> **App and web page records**
*** Block opens ***
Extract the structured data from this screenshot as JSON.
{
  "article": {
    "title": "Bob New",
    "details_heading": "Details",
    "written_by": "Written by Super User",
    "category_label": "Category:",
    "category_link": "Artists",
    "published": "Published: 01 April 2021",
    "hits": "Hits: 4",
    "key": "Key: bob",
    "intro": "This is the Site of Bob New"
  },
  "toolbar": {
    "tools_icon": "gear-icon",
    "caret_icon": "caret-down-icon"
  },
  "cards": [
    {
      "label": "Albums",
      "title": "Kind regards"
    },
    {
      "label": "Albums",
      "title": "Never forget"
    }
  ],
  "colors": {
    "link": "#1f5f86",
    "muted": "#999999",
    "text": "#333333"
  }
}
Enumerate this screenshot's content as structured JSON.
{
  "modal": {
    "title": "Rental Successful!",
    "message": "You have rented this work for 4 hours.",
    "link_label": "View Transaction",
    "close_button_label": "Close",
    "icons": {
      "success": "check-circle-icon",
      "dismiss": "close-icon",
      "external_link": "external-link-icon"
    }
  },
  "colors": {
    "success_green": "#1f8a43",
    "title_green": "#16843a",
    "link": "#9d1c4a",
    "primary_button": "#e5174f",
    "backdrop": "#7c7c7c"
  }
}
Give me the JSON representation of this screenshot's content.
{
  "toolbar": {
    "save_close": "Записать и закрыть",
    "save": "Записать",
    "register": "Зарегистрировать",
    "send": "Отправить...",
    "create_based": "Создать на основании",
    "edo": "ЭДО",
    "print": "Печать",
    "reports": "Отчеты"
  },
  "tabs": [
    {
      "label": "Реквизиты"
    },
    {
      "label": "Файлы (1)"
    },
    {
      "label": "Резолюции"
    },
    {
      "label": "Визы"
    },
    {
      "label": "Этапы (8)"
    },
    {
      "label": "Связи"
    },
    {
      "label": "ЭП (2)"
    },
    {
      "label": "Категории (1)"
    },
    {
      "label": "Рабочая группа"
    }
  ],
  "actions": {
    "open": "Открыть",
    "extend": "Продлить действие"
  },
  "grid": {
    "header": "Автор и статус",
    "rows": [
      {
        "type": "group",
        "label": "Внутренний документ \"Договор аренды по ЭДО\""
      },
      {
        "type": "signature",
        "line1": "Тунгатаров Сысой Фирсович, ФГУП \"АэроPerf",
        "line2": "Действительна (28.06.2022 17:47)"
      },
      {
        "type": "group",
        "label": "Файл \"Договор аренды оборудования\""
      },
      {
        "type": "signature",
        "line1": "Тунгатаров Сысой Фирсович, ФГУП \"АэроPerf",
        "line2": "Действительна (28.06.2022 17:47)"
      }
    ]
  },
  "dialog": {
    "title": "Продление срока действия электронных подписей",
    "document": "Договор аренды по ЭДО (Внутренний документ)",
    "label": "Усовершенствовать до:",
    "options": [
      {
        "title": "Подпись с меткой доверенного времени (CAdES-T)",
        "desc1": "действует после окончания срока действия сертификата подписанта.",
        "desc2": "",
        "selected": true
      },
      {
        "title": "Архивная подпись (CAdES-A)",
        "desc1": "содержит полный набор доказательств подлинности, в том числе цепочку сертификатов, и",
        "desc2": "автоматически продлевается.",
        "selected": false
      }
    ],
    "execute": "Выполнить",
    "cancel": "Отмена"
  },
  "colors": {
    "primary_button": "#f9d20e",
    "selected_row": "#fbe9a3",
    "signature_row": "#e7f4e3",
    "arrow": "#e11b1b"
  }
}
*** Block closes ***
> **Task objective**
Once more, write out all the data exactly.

> **Completed task**
Extract the structured data from this screenshot as JSON.
{
  "article": {
    "title": "Bob New",
    "details_heading": "Details",
    "written_by": "Written by Super User",
    "category_label": "Category:",
    "category_link": "Artists",
    "published": "Published: 01 April 2021",
    "hits": "Hits: 4",
    "key": "Key: bob",
    "intro": "This is the Site of Bob New"
  },
  "toolbar": {
    "tools_icon": "gear-icon",
    "caret_icon": "caret-down-icon"
  },
  "cards": [
    {
      "label": "Albums",
      "title": "Kind regards"
    },
    {
      "label": "Albums",
      "title": "Never forget"
    }
  ],
  "colors": {
    "link": "#1f5f86",
    "muted": "#999999",
    "text": "#333333"
  }
}
Enumerate this screenshot's content as structured JSON.
{
  "modal": {
    "title": "Rental Successful!",
    "message": "You have rented this work for 4 hours.",
    "link_label": "View Transaction",
    "close_button_label": "Close",
    "icons": {
      "success": "check-circle-icon",
      "dismiss": "close-icon",
      "external_link": "external-link-icon"
    }
  },
  "colors": {
    "success_green": "#1f8a43",
    "title_green": "#16843a",
    "link": "#9d1c4a",
    "primary_button": "#e5174f",
    "backdrop": "#7c7c7c"
  }
}
Give me the JSON representation of this screenshot's content.
{
  "toolbar": {
    "save_close": "Записать и закрыть",
    "save": "Записать",
    "register": "Зарегистрировать",
    "send": "Отправить...",
    "create_based": "Создать на основании",
    "edo": "ЭДО",
    "print": "Печать",
    "reports": "Отчеты"
  },
  "tabs": [
    {
      "label": "Реквизиты"
    },
    {
      "label": "Файлы (1)"
    },
    {
      "label": "Резолюции"
    },
    {
      "label": "Визы"
    },
    {
      "label": "Этапы (8)"
    },
    {
      "label": "Связи"
    },
    {
      "label": "ЭП (2)"
    },
    {
      "label": "Категории (1)"
    },
    {
      "label": "Рабочая группа"
    }
  ],
  "actions": {
    "open": "Открыть",
    "extend": "Продлить действие"
  },
  "grid": {
    "header": "Автор и статус",
    "rows": [
      {
        "type": "group",
        "label": "Внутренний документ \"Договор аренды по ЭДО\""
      },
      {
        "type": "signature",
        "line1": "Тунгатаров Сысой Фирсович, ФГУП \"АэроPerf",
        "line2": "Действительна (28.06.2022 17:47)"
      },
      {
        "type": "group",
        "label": "Файл \"Договор аренды оборудования\""
      },
      {
        "type": "signature",
        "line1": "Тунгатаров Сысой Фирсович, ФГУП \"АэроPerf",
        "line2": "Действительна (28.06.2022 17:47)"
      }
    ]
  },
  "dialog": {
    "title": "Продление срока действия электронных подписей",
    "document": "Договор аренды по ЭДО (Внутренний документ)",
    "label": "Усовершенствовать до:",
    "options": [
      {
        "title": "Подпись с меткой доверенного времени (CAdES-T)",
        "desc1": "действует после окончания срока действия сертификата подписанта.",
        "desc2": "",
        "selected": true
      },
      {
        "title": "Архивная подпись (CAdES-A)",
        "desc1": "содержит полный набор доказательств подлинности, в том числе цепочку сертификатов, и",
        "desc2": "автоматически продлевается.",
        "selected": false
      }
    ],
    "execute": "Выполнить",
    "cancel": "Отмена"
  },
  "colors": {
    "primary_button": "#f9d20e",
    "selected_row": "#fbe9a3",
    "signature_row": "#e7f4e3",
    "arrow": "#e11b1b"
  }
}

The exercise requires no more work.